Individually, the lads’ voices weren’t much — fine but undistinguished variations on a post-adolescent tenor — but they blended in an anodized gleam and played off of one another well. That made them the very definition of a group, and the individual lines they passed around like a vocal baton did not have nearly the impact of the collective whole. The chorus of “One Thing” sounded like it was meant to sound incomplete without nearly 20,000 people singing along.
Except for a sparkled-up rendition of Blondie’s “One Way Or Another,” every number was a paean to puppy love; with the exception of their cover of Wheatus’s “Teenage Dirtbag,” there was barely even a hint of unrequited pining. Even slower numbers like “More Than This,” “Moments,” and “Summer Love” — the introspection of which was delineated not just by the acoustic guitars but by the way One Direction sang while seated — had softness but no sadness.

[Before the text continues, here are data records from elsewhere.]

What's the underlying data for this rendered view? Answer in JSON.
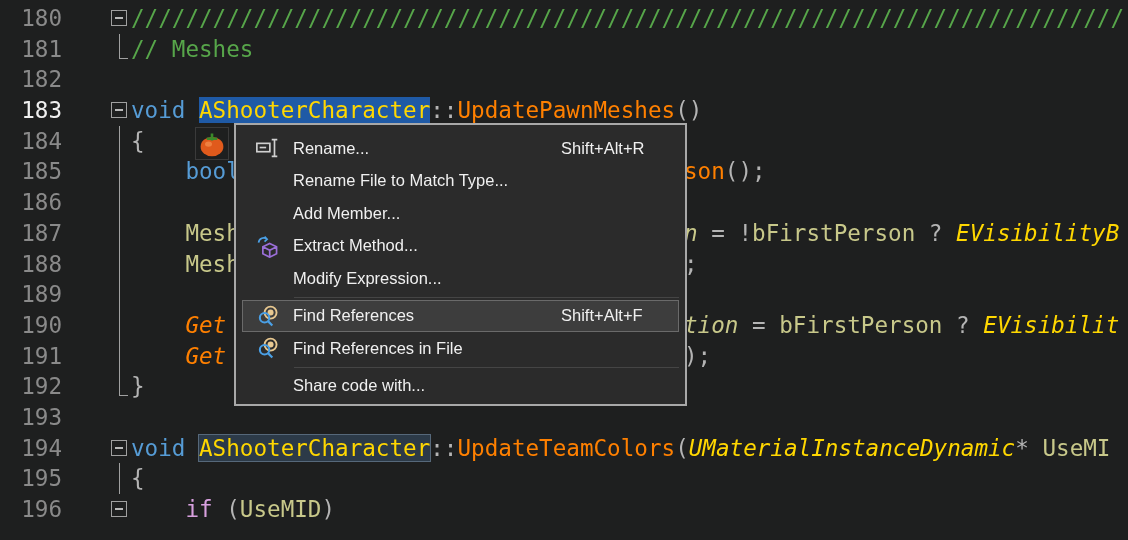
{
  "editor": {
    "lines": [
      {
        "number": "180",
        "current": false,
        "kind": "fold",
        "expanded": true,
        "tokens": [
          {
            "kind": "comment",
            "text": "/////////////////////////////////////////////////////////////////////////"
          }
        ]
      },
      {
        "number": "181",
        "current": false,
        "kind": "end",
        "tokens": [
          {
            "kind": "comment",
            "text": "// Meshes"
          }
        ]
      },
      {
        "number": "182",
        "current": false,
        "kind": "blank"
      },
      {
        "number": "183",
        "current": true,
        "kind": "fold",
        "expanded": true,
        "tokens": [
          {
            "kind": "keyword",
            "text": "void "
          },
          {
            "kind": "type_selected",
            "text": "AShooterCharacter"
          },
          {
            "kind": "punct",
            "text": "::"
          },
          {
            "kind": "function",
            "text": "UpdatePawnMeshes"
          },
          {
            "kind": "punct",
            "text": "()"
          }
        ]
      },
      {
        "number": "184",
        "current": false,
        "kind": "body",
        "tokens": [
          {
            "kind": "punct",
            "text": "{"
          }
        ]
      },
      {
        "number": "185",
        "current": false,
        "kind": "body",
        "tokens": [
          {
            "kind": "keyword",
            "text": "    bool"
          }
        ],
        "after_menu": [
          {
            "kind": "function",
            "text": "son"
          },
          {
            "kind": "punct",
            "text": "();"
          }
        ]
      },
      {
        "number": "186",
        "current": false,
        "kind": "body"
      },
      {
        "number": "187",
        "current": false,
        "kind": "body",
        "tokens": [
          {
            "kind": "variable",
            "text": "    Mesh"
          }
        ],
        "after_menu": [
          {
            "kind": "variable_italic",
            "text": "n"
          },
          {
            "kind": "punct",
            "text": " = !"
          },
          {
            "kind": "variable",
            "text": "bFirstPerson"
          },
          {
            "kind": "punct",
            "text": " ? "
          },
          {
            "kind": "type_italic",
            "text": "EVisibilityB"
          }
        ]
      },
      {
        "number": "188",
        "current": false,
        "kind": "body",
        "tokens": [
          {
            "kind": "variable",
            "text": "    Mesh"
          }
        ],
        "after_menu": [
          {
            "kind": "punct",
            "text": ";"
          }
        ]
      },
      {
        "number": "189",
        "current": false,
        "kind": "body"
      },
      {
        "number": "190",
        "current": false,
        "kind": "body",
        "tokens": [
          {
            "kind": "function_italic",
            "text": "    Get"
          }
        ],
        "after_menu": [
          {
            "kind": "variable_italic",
            "text": "tion"
          },
          {
            "kind": "punct",
            "text": " = "
          },
          {
            "kind": "variable",
            "text": "bFirstPerson"
          },
          {
            "kind": "punct",
            "text": " ? "
          },
          {
            "kind": "type_italic",
            "text": "EVisibilit"
          }
        ]
      },
      {
        "number": "191",
        "current": false,
        "kind": "body",
        "tokens": [
          {
            "kind": "function_italic",
            "text": "    Get"
          }
        ],
        "after_menu": [
          {
            "kind": "punct",
            "text": ");"
          }
        ]
      },
      {
        "number": "192",
        "current": false,
        "kind": "end",
        "tokens": [
          {
            "kind": "punct",
            "text": "}"
          }
        ]
      },
      {
        "number": "193",
        "current": false,
        "kind": "blank"
      },
      {
        "number": "194",
        "current": false,
        "kind": "fold",
        "expanded": true,
        "tokens": [
          {
            "kind": "keyword",
            "text": "void "
          },
          {
            "kind": "type_reference",
            "text": "AShooterCharacter"
          },
          {
            "kind": "punct",
            "text": "::"
          },
          {
            "kind": "function",
            "text": "UpdateTeamColors"
          },
          {
            "kind": "punct",
            "text": "("
          },
          {
            "kind": "type_italic",
            "text": "UMaterialInstanceDynamic"
          },
          {
            "kind": "punct",
            "text": "* "
          },
          {
            "kind": "variable",
            "text": "UseMI"
          }
        ]
      },
      {
        "number": "195",
        "current": false,
        "kind": "body",
        "tokens": [
          {
            "kind": "punct",
            "text": "{"
          }
        ]
      },
      {
        "number": "196",
        "current": false,
        "kind": "fold",
        "expanded": true,
        "tokens": [
          {
            "kind": "control",
            "text": "    if"
          },
          {
            "kind": "punct",
            "text": " ("
          },
          {
            "kind": "variable",
            "text": "UseMID"
          },
          {
            "kind": "punct",
            "text": ")"
          }
        ]
      }
    ]
  },
  "context_menu": {
    "items": [
      {
        "kind": "rename",
        "label": "Rename...",
        "shortcut": "Shift+Alt+R",
        "selected": false,
        "separator_before": false
      },
      {
        "kind": "plain",
        "label": "Rename File to Match Type...",
        "selected": false,
        "separator_before": false
      },
      {
        "kind": "plain",
        "label": "Add Member...",
        "selected": false,
        "separator_before": false
      },
      {
        "kind": "extract",
        "label": "Extract Method...",
        "selected": false,
        "separator_before": false
      },
      {
        "kind": "plain",
        "label": "Modify Expression...",
        "selected": false,
        "separator_before": false
      },
      {
        "kind": "find",
        "label": "Find References",
        "shortcut": "Shift+Alt+F",
        "selected": true,
        "separator_before": true
      },
      {
        "kind": "find",
        "label": "Find References in File",
        "selected": false,
        "separator_before": false
      },
      {
        "kind": "plain",
        "label": "Share code with...",
        "selected": false,
        "separator_before": true
      }
    ]
  }
}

With that as the more downbeat end of the One Direction spectrum, upbeat songs like the summer pop froth of “Live While We’re Young” and the kicky, Rick Springfield-ish “She’s Not Afraid” roared with joy. Unusually for a boy band, they seemed to have been given relatively free rein as far as their choreography (or marked lack thereof), leaving them to wander off, regroup and wander off again. But that helped One Direction radiate a disbelieving delight at what they get to do.
5 Seconds Of Summer opened with earnest, anthemic boy-band power pop in the style of Neon Trees.